Poland's Catholic Church authorities revealed Thursday they have recorded cases of 382 clergymen who have abused 625 victims under the age of 18 since 1990.
The figure includes 198 priests and friars who abused minors under 15 years old and 184 clergy who abused victims between 15 and 18, according to Wojciech Sadlon, head of the church's Institute of Statistics.
In both confirmed and unconfirmed cases, there were 345 victims under age 15 and 280 victims between 15 to 18. The crimes occurred from 1990 through June of last year, Sadlon told a news conference. More than 58 percent of the victims were male.
Archbishop Wojciech Polak, the primate of Poland, expressed "pain, shame and the sense of guilt that such situations took place."
Authorities said in 25 percent of the cases before church courts, the clergymen were defrocked and in 52 percent of the cases they had their duties limited and were banned from working with children. Acquittals amounted to 10 percent of the cases and 13 percent of the cases were discontinued.
Church leaders said the cases call for a change in the way that vocational seminaries educate clergymen.
The figures were released following a three-day session of Poland's Episcopate in Warsaw that discussed abuse and ways of protecting children. The news came just weeks after Pope Francis convened church leaders from around the world to the Vatican, where they discussed how to stop sex abuse by clergy.

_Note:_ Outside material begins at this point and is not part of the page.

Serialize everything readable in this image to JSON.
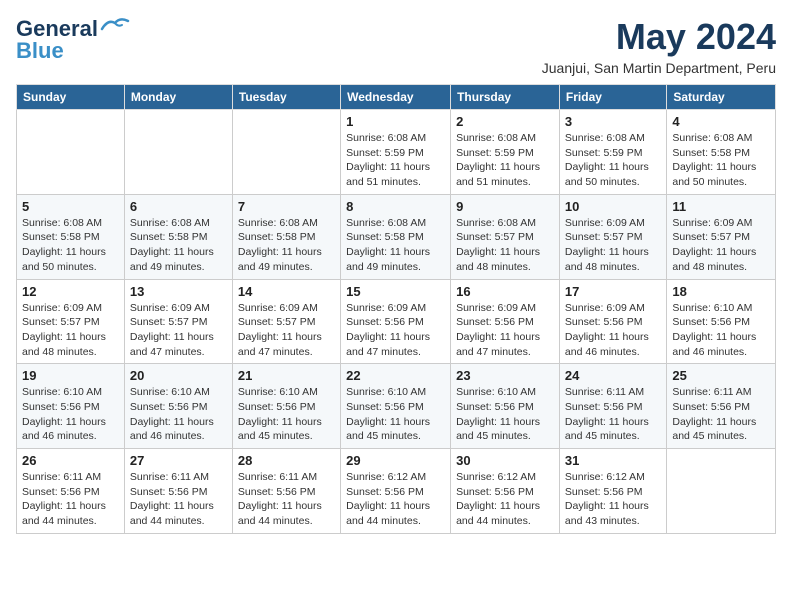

Church leaders in predominantly Catholic Poland have previously admitted they knew that some priests had abused minors in Poland but did not reveal how many.
Compensation for victims
A private foundation supporting victims of abuse has given Francis a list of more than 90 court verdicts concerning priests in Poland and over 300 cases of alleged abuse. The "Have No Fear" foundation on Thursday criticized the Episcopate's revelation, saying it lacked words of apology or any mention about compensation for victims.
Despite the millions in compensation paid out to victims by Catholic authorities in other countries, Polish church leaders argue that the church as an institution has no obligation to compensate victims because the crimes were committed by individual persons.
Last month, a statue of a prominent Solidarity-era priest was torn down at night in the northern city of Gdansk amid allegations that the late Rev. Henryk Jankowski, respected for his pro-democracy activity in the 1980s, abused minors. It was later officially removed from the Rev. Jankowski Square, which was also renamed.
Poland's Catholic church has the support of the country's conservative government and enjoys special respect in the nation due to its role in preserving Poland's national identity during World War II and under decades of communist rule.